The task: The records are to be repeated exactly, and any images in them are to be dropped.

Data to examine:
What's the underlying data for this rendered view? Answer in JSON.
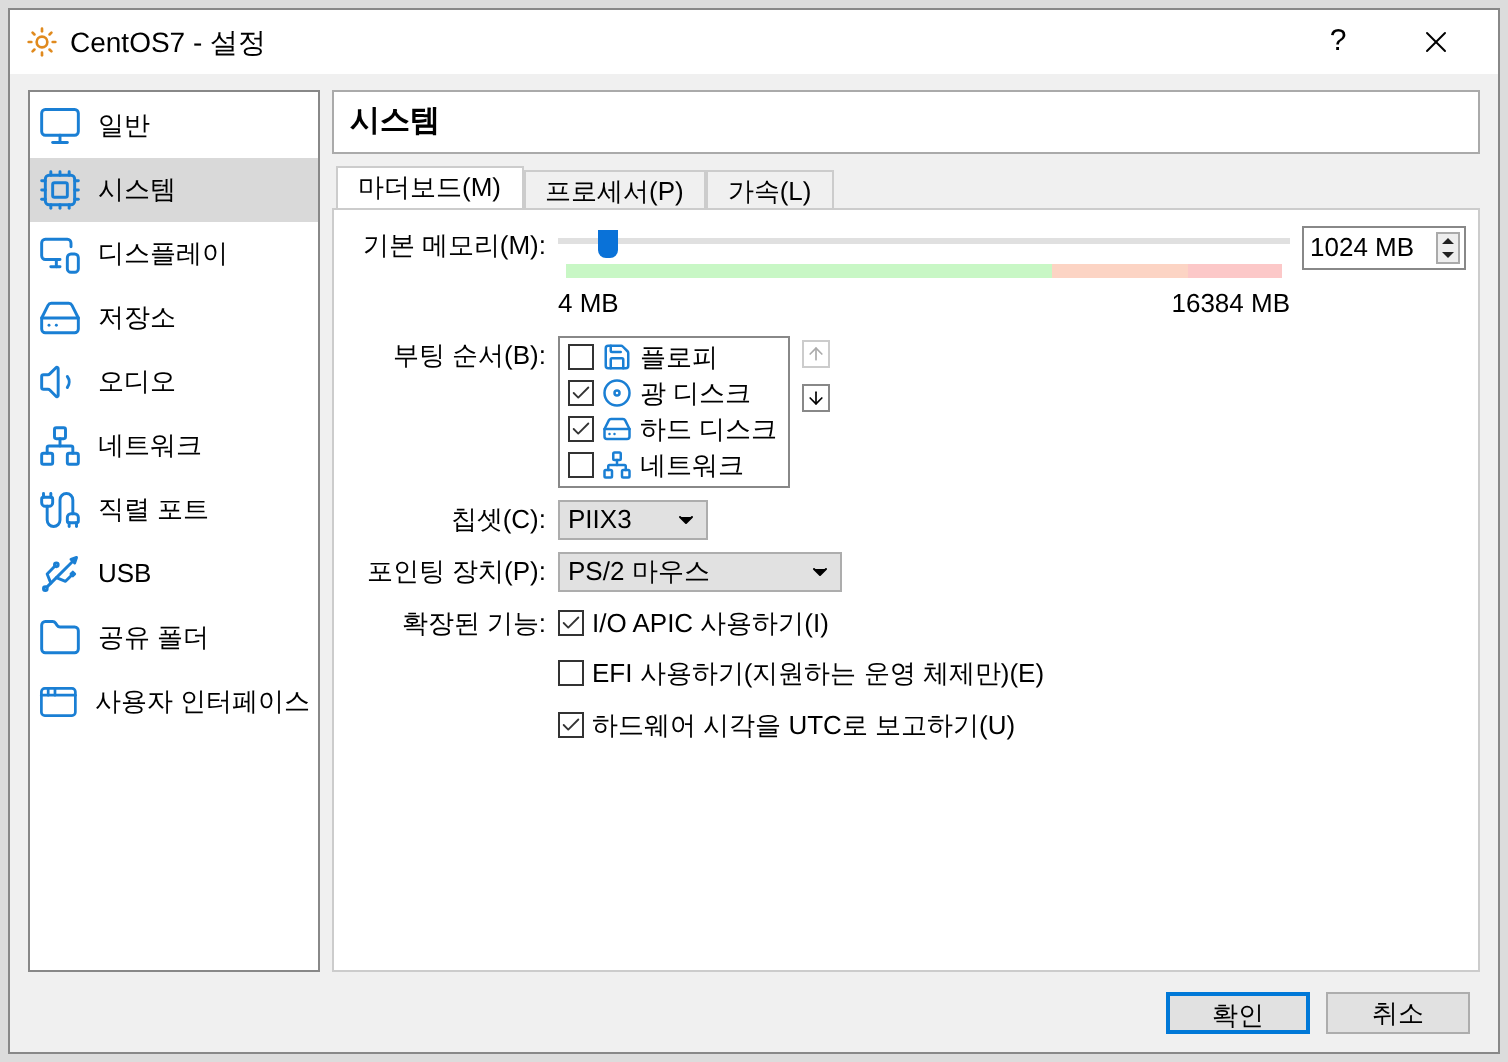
{
  "window": {
    "title": "CentOS7 - 설정",
    "help": "?"
  },
  "sidebar": {
    "items": [
      {
        "kind": "general",
        "label": "일반",
        "selected": false
      },
      {
        "kind": "system",
        "label": "시스템",
        "selected": true
      },
      {
        "kind": "display",
        "label": "디스플레이",
        "selected": false
      },
      {
        "kind": "storage",
        "label": "저장소",
        "selected": false
      },
      {
        "kind": "audio",
        "label": "오디오",
        "selected": false
      },
      {
        "kind": "network",
        "label": "네트워크",
        "selected": false
      },
      {
        "kind": "serial",
        "label": "직렬 포트",
        "selected": false
      },
      {
        "kind": "usb",
        "label": "USB",
        "selected": false
      },
      {
        "kind": "shared",
        "label": "공유 폴더",
        "selected": false
      },
      {
        "kind": "ui",
        "label": "사용자 인터페이스",
        "selected": false
      }
    ]
  },
  "page_title": "시스템",
  "tabs": [
    {
      "label": "마더보드(M)",
      "selected": true
    },
    {
      "label": "프로세서(P)",
      "selected": false
    },
    {
      "label": "가속(L)",
      "selected": false
    }
  ],
  "memory": {
    "label": "기본 메모리(M):",
    "level": 0.068,
    "value": "1024 MB",
    "min_label": "4 MB",
    "max_label": "16384 MB"
  },
  "boot_order": {
    "label": "부팅 순서(B):",
    "items": [
      {
        "kind": "floppy",
        "label": "플로피",
        "checked": false
      },
      {
        "kind": "optical",
        "label": "광 디스크",
        "checked": true
      },
      {
        "kind": "hdd",
        "label": "하드 디스크",
        "checked": true
      },
      {
        "kind": "network",
        "label": "네트워크",
        "checked": false
      }
    ]
  },
  "chipset": {
    "label": "칩셋(C):",
    "value": "PIIX3"
  },
  "pointing": {
    "label": "포인팅 장치(P):",
    "value": "PS/2 마우스"
  },
  "extended": {
    "label": "확장된 기능:",
    "options": [
      {
        "label": "I/O APIC 사용하기(I)",
        "checked": true
      },
      {
        "label": "EFI 사용하기(지원하는 운영 체제만)(E)",
        "checked": false
      },
      {
        "label": "하드웨어 시각을 UTC로 보고하기(U)",
        "checked": true
      }
    ]
  },
  "buttons": [
    {
      "label": "확인",
      "selected": true
    },
    {
      "label": "취소",
      "selected": false
    }
  ]
}
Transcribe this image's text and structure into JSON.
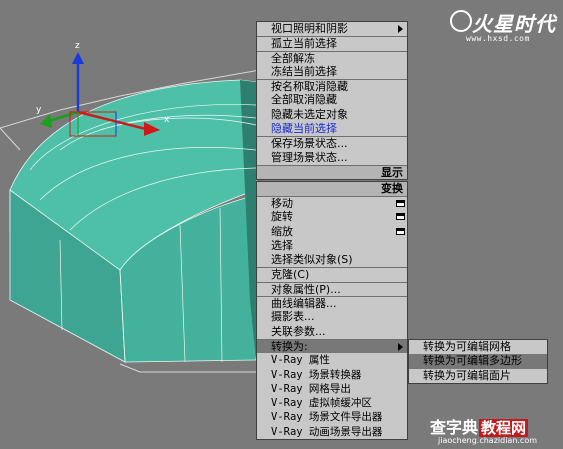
{
  "logo": {
    "main": "火星时代",
    "url": "www.hxsd.com"
  },
  "viewport": {
    "axis_labels": {
      "x": "x",
      "y": "y",
      "z": "z"
    }
  },
  "quad_menu_top": {
    "items": [
      {
        "label": "视口照明和阴影",
        "submenu": true
      },
      {
        "label": "孤立当前选择"
      },
      {
        "label": "全部解冻"
      },
      {
        "label": "冻结当前选择"
      },
      {
        "label": "按名称取消隐藏"
      },
      {
        "label": "全部取消隐藏"
      },
      {
        "label": "隐藏未选定对象"
      },
      {
        "label": "隐藏当前选择",
        "highlight": true
      },
      {
        "label": "保存场景状态..."
      },
      {
        "label": "管理场景状态..."
      }
    ],
    "quad_label": "显示"
  },
  "quad_menu_bottom": {
    "quad_label": "变换",
    "items": [
      {
        "label": "移动",
        "options_box": true
      },
      {
        "label": "旋转",
        "options_box": true
      },
      {
        "label": "缩放",
        "options_box": true
      },
      {
        "label": "选择"
      },
      {
        "label": "选择类似对象(S)"
      },
      {
        "label": "克隆(C)"
      },
      {
        "label": "对象属性(P)..."
      },
      {
        "label": "曲线编辑器..."
      },
      {
        "label": "摄影表..."
      },
      {
        "label": "关联参数..."
      },
      {
        "label": "转换为:",
        "submenu": true,
        "active": true
      },
      {
        "label": "V-Ray 属性"
      },
      {
        "label": "V-Ray 场景转换器"
      },
      {
        "label": "V-Ray 网格导出"
      },
      {
        "label": "V-Ray 虚拟帧缓冲区"
      },
      {
        "label": "V-Ray 场景文件导出器"
      },
      {
        "label": "V-Ray 动画场景导出器"
      }
    ]
  },
  "convert_submenu": {
    "items": [
      {
        "label": "转换为可编辑网格"
      },
      {
        "label": "转换为可编辑多边形",
        "active": true
      },
      {
        "label": "转换为可编辑面片"
      }
    ]
  },
  "watermark": {
    "main_a": "查字典",
    "main_b": "教程网",
    "url": "jiaocheng.chazidian.com"
  },
  "colors": {
    "mesh_face": "#4fc0a8",
    "mesh_side": "#2e7f70",
    "menu_bg": "#c8c8c8",
    "menu_active": "#787878",
    "viewport_bg": "#7a7a7a"
  }
}
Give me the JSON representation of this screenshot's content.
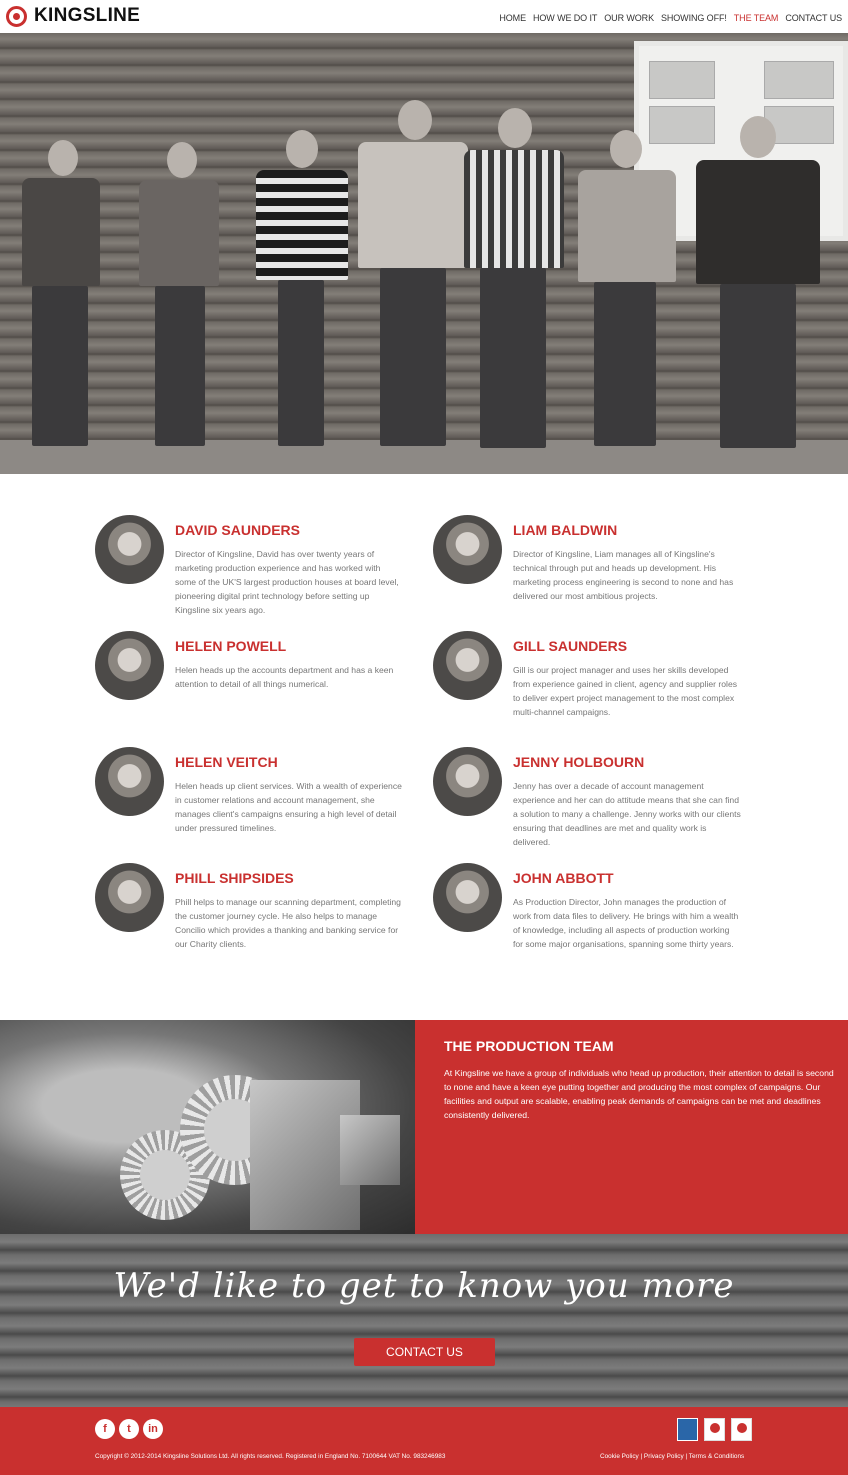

Answer:
What's the underlying data for this rendered view? Answer in JSON.
{
  "window": {
    "title": "CentOS7 - 설정",
    "help": "?"
  },
  "sidebar": {
    "items": [
      {
        "kind": "general",
        "label": "일반",
        "selected": false
      },
      {
        "kind": "system",
        "label": "시스템",
        "selected": true
      },
      {
        "kind": "display",
        "label": "디스플레이",
        "selected": false
      },
      {
        "kind": "storage",
        "label": "저장소",
        "selected": false
      },
      {
        "kind": "audio",
        "label": "오디오",
        "selected": false
      },
      {
        "kind": "network",
        "label": "네트워크",
        "selected": false
      },
      {
        "kind": "serial",
        "label": "직렬 포트",
        "selected": false
      },
      {
        "kind": "usb",
        "label": "USB",
        "selected": false
      },
      {
        "kind": "shared",
        "label": "공유 폴더",
        "selected": false
      },
      {
        "kind": "ui",
        "label": "사용자 인터페이스",
        "selected": false
      }
    ]
  },
  "page_title": "시스템",
  "tabs": [
    {
      "label": "마더보드(M)",
      "selected": true
    },
    {
      "label": "프로세서(P)",
      "selected": false
    },
    {
      "label": "가속(L)",
      "selected": false
    }
  ],
  "memory": {
    "label": "기본 메모리(M):",
    "level": 0.068,
    "value": "1024 MB",
    "min_label": "4 MB",
    "max_label": "16384 MB"
  },
  "boot_order": {
    "label": "부팅 순서(B):",
    "items": [
      {
        "kind": "floppy",
        "label": "플로피",
        "checked": false
      },
      {
        "kind": "optical",
        "label": "광 디스크",
        "checked": true
      },
      {
        "kind": "hdd",
        "label": "하드 디스크",
        "checked": true
      },
      {
        "kind": "network",
        "label": "네트워크",
        "checked": false
      }
    ]
  },
  "chipset": {
    "label": "칩셋(C):",
    "value": "PIIX3"
  },
  "pointing": {
    "label": "포인팅 장치(P):",
    "value": "PS/2 마우스"
  },
  "extended": {
    "label": "확장된 기능:",
    "options": [
      {
        "label": "I/O APIC 사용하기(I)",
        "checked": true
      },
      {
        "label": "EFI 사용하기(지원하는 운영 체제만)(E)",
        "checked": false
      },
      {
        "label": "하드웨어 시각을 UTC로 보고하기(U)",
        "checked": true
      }
    ]
  },
  "buttons": [
    {
      "label": "확인",
      "selected": true
    },
    {
      "label": "취소",
      "selected": false
    }
  ]
}
Transcribe this image's text and structure into JSON.
{
  "logo": {
    "main": "火星时代",
    "url": "www.hxsd.com"
  },
  "viewport": {
    "axis_labels": {
      "x": "x",
      "y": "y",
      "z": "z"
    }
  },
  "quad_menu_top": {
    "items": [
      {
        "label": "视口照明和阴影",
        "submenu": true
      },
      {
        "label": "孤立当前选择"
      },
      {
        "label": "全部解冻"
      },
      {
        "label": "冻结当前选择"
      },
      {
        "label": "按名称取消隐藏"
      },
      {
        "label": "全部取消隐藏"
      },
      {
        "label": "隐藏未选定对象"
      },
      {
        "label": "隐藏当前选择",
        "highlight": true
      },
      {
        "label": "保存场景状态..."
      },
      {
        "label": "管理场景状态..."
      }
    ],
    "quad_label": "显示"
  },
  "quad_menu_bottom": {
    "quad_label": "变换",
    "items": [
      {
        "label": "移动",
        "options_box": true
      },
      {
        "label": "旋转",
        "options_box": true
      },
      {
        "label": "缩放",
        "options_box": true
      },
      {
        "label": "选择"
      },
      {
        "label": "选择类似对象(S)"
      },
      {
        "label": "克隆(C)"
      },
      {
        "label": "对象属性(P)..."
      },
      {
        "label": "曲线编辑器..."
      },
      {
        "label": "摄影表..."
      },
      {
        "label": "关联参数..."
      },
      {
        "label": "转换为:",
        "submenu": true,
        "active": true
      },
      {
        "label": "V-Ray 属性"
      },
      {
        "label": "V-Ray 场景转换器"
      },
      {
        "label": "V-Ray 网格导出"
      },
      {
        "label": "V-Ray 虚拟帧缓冲区"
      },
      {
        "label": "V-Ray 场景文件导出器"
      },
      {
        "label": "V-Ray 动画场景导出器"
      }
    ]
  },
  "convert_submenu": {
    "items": [
      {
        "label": "转换为可编辑网格"
      },
      {
        "label": "转换为可编辑多边形",
        "active": true
      },
      {
        "label": "转换为可编辑面片"
      }
    ]
  },
  "watermark": {
    "main_a": "查字典",
    "main_b": "教程网",
    "url": "jiaocheng.chazidian.com"
  },
  "colors": {
    "mesh_face": "#4fc0a8",
    "mesh_side": "#2e7f70",
    "menu_bg": "#c8c8c8",
    "menu_active": "#787878",
    "viewport_bg": "#7a7a7a"
  }
}
Give me the JSON representation of this screenshot's content.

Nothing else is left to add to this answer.